To do:
Some lines in the listing may contain the word "data". Say how many, with the number alone.

━━━━━━

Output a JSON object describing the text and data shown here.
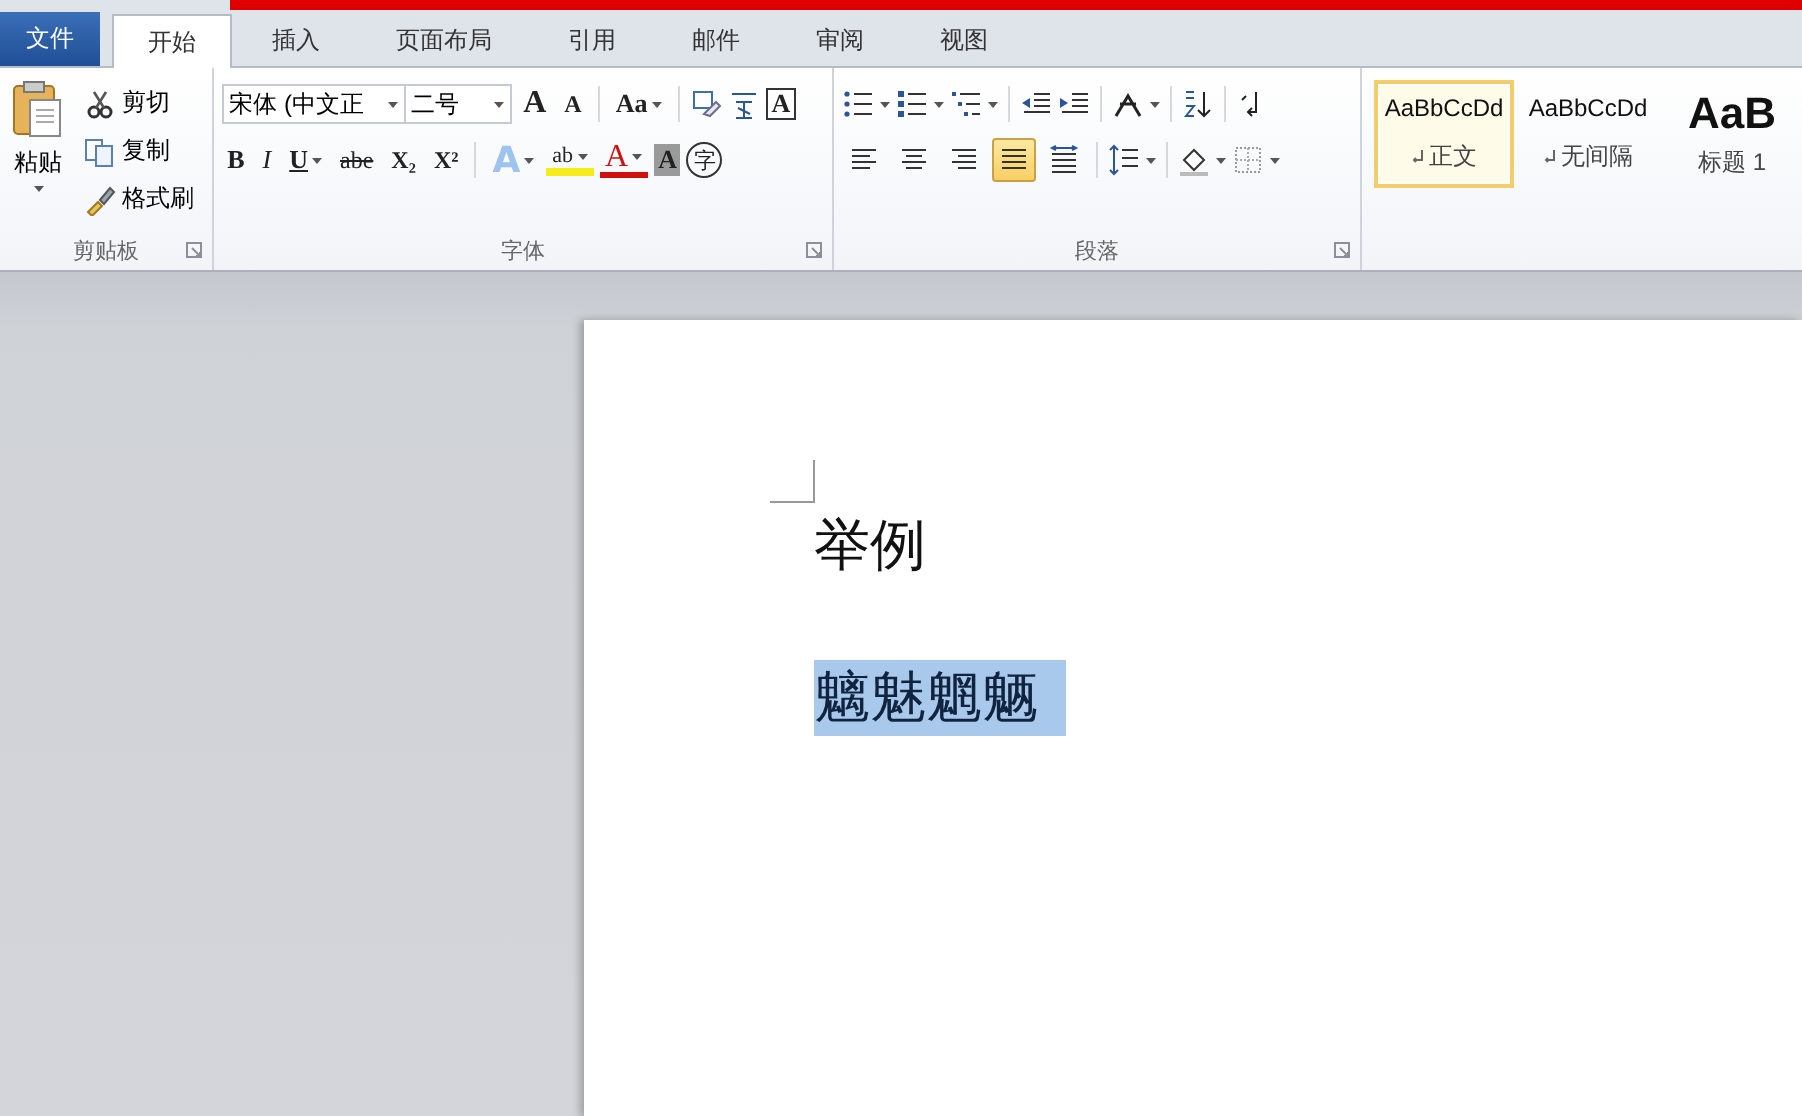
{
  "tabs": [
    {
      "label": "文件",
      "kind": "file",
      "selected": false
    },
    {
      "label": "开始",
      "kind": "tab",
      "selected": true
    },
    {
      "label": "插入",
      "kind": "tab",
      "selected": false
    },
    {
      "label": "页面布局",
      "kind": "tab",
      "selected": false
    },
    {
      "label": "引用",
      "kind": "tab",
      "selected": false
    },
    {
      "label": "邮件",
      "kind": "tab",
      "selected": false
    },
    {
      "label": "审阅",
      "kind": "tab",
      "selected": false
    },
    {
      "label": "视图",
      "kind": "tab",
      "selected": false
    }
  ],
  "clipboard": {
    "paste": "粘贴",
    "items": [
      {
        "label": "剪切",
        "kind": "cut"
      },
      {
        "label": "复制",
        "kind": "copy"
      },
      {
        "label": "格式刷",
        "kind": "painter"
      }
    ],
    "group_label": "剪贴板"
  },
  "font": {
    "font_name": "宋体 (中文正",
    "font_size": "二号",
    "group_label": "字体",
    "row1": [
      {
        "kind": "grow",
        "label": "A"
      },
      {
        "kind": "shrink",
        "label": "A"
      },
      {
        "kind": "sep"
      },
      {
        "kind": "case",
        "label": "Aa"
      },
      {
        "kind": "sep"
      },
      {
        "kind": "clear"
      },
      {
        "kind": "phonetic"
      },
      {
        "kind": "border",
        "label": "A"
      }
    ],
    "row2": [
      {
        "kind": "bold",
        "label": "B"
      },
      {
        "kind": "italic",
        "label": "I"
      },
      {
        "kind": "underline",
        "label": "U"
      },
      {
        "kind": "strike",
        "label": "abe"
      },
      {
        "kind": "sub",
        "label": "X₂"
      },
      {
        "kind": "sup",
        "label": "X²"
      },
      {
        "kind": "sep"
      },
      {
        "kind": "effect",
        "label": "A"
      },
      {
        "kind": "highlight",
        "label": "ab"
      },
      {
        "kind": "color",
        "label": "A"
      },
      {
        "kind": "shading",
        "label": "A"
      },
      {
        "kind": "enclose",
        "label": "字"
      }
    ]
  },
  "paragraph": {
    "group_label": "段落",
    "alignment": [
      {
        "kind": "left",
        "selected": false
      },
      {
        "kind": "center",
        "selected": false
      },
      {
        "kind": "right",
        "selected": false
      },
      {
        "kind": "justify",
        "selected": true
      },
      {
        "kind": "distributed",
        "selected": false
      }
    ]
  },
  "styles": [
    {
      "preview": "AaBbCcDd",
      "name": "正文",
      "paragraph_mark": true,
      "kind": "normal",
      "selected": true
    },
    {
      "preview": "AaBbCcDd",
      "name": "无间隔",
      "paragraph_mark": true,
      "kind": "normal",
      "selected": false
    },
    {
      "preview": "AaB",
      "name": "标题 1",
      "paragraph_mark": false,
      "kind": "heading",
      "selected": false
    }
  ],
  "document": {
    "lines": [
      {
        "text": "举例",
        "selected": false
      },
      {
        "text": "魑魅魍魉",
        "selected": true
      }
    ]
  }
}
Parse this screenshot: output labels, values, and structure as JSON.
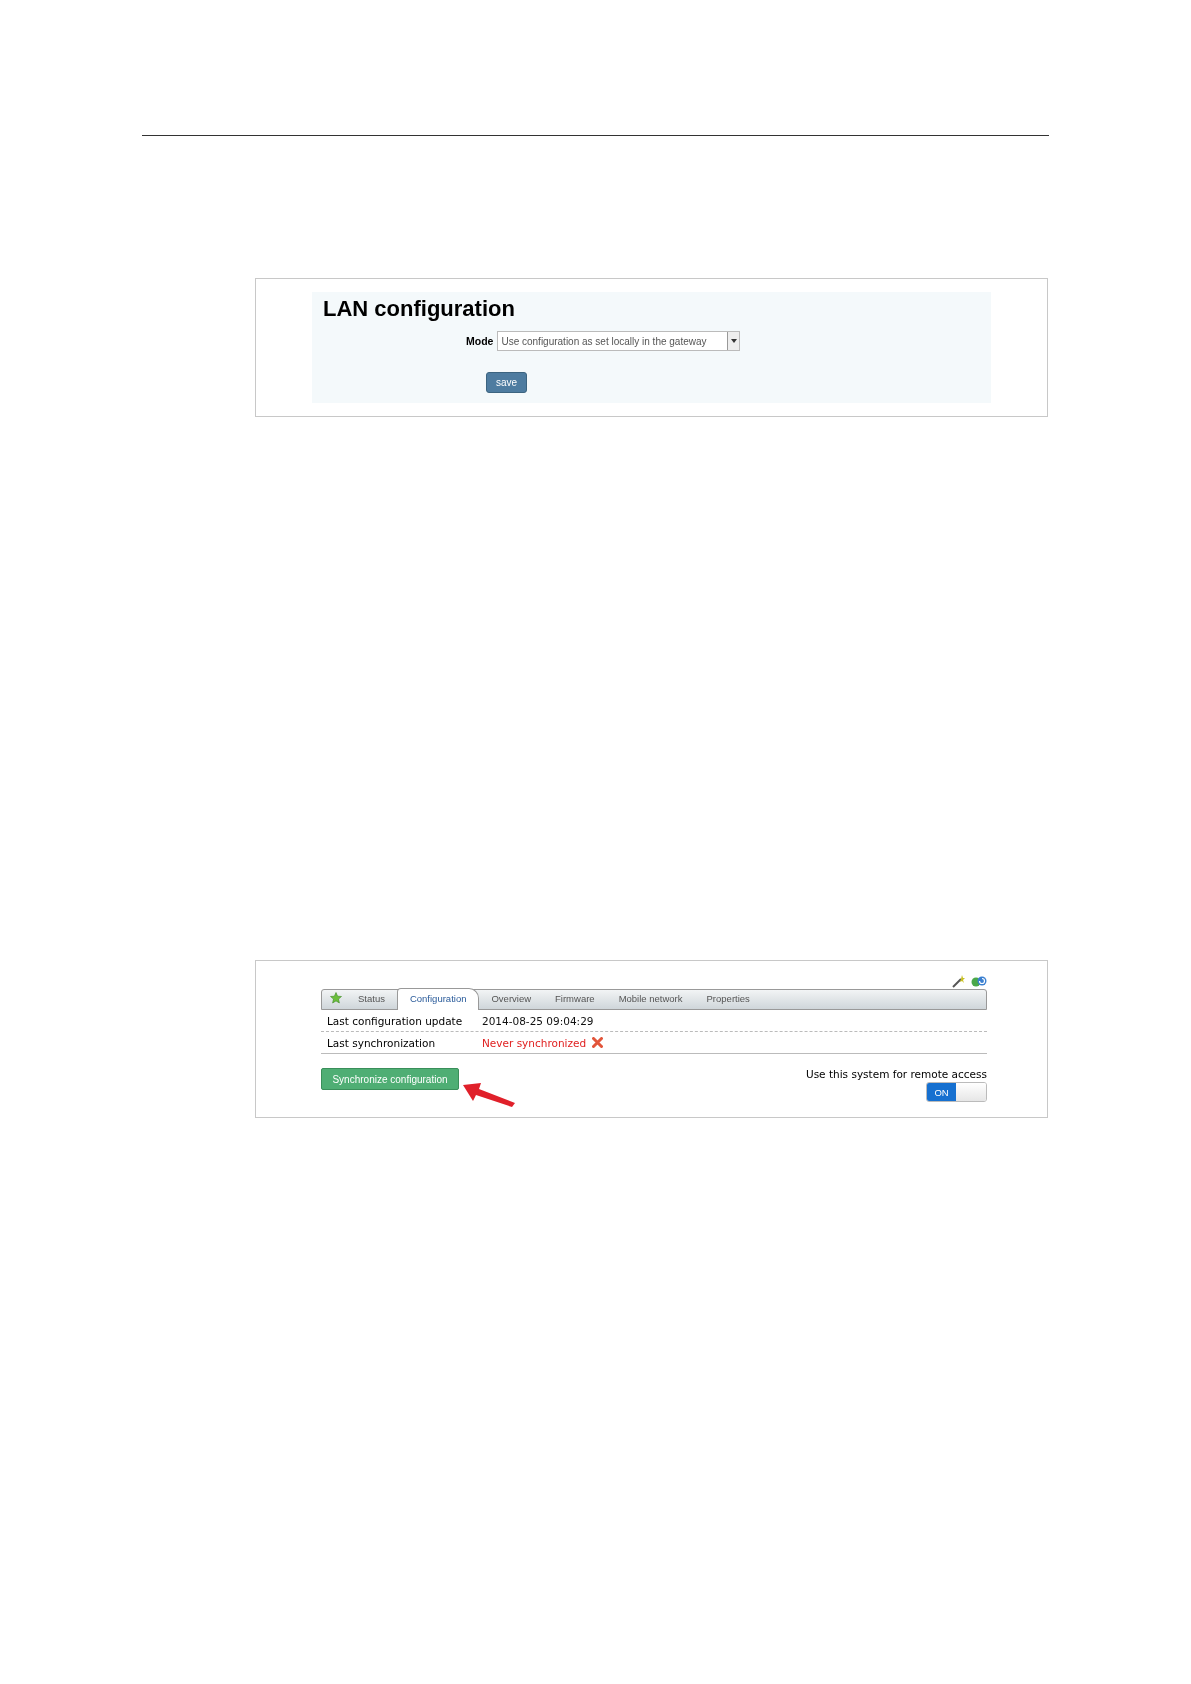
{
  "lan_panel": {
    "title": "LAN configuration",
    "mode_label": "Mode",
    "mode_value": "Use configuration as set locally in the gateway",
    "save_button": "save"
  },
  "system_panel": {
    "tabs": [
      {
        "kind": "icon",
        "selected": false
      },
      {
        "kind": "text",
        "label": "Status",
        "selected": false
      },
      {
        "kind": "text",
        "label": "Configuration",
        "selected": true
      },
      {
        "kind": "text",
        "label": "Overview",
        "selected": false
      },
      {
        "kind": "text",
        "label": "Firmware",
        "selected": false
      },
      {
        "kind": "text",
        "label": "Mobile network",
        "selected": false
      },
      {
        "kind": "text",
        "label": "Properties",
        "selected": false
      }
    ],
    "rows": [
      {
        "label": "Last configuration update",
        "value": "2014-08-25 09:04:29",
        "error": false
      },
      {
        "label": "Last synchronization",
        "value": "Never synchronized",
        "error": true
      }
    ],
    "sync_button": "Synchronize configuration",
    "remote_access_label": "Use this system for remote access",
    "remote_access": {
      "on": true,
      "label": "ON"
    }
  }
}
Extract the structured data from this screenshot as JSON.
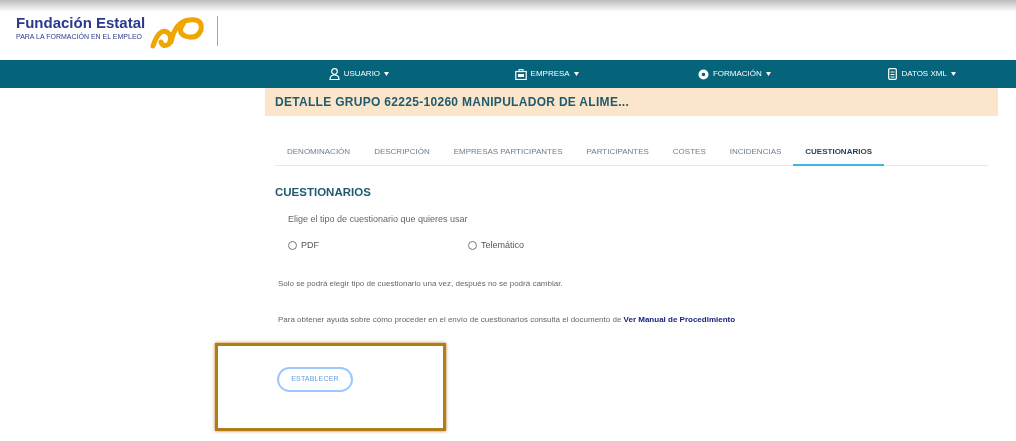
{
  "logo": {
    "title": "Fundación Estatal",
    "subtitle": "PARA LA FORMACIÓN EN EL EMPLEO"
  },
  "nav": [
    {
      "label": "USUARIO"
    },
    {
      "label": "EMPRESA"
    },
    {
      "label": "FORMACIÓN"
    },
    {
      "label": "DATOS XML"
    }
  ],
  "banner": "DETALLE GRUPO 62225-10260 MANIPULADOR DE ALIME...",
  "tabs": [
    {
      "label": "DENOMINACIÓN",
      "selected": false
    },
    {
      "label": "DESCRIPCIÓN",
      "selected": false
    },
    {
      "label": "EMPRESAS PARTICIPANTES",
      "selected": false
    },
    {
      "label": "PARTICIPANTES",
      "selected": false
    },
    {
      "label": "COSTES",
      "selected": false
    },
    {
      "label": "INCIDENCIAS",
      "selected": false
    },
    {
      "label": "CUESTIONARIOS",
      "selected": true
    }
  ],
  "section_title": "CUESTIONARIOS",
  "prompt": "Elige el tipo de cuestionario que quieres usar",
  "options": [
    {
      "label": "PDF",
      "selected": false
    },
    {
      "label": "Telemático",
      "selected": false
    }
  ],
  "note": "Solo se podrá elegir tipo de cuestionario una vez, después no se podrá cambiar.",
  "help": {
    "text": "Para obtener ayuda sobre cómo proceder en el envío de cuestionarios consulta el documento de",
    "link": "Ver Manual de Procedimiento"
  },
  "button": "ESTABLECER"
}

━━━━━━

Answer to the problem:
2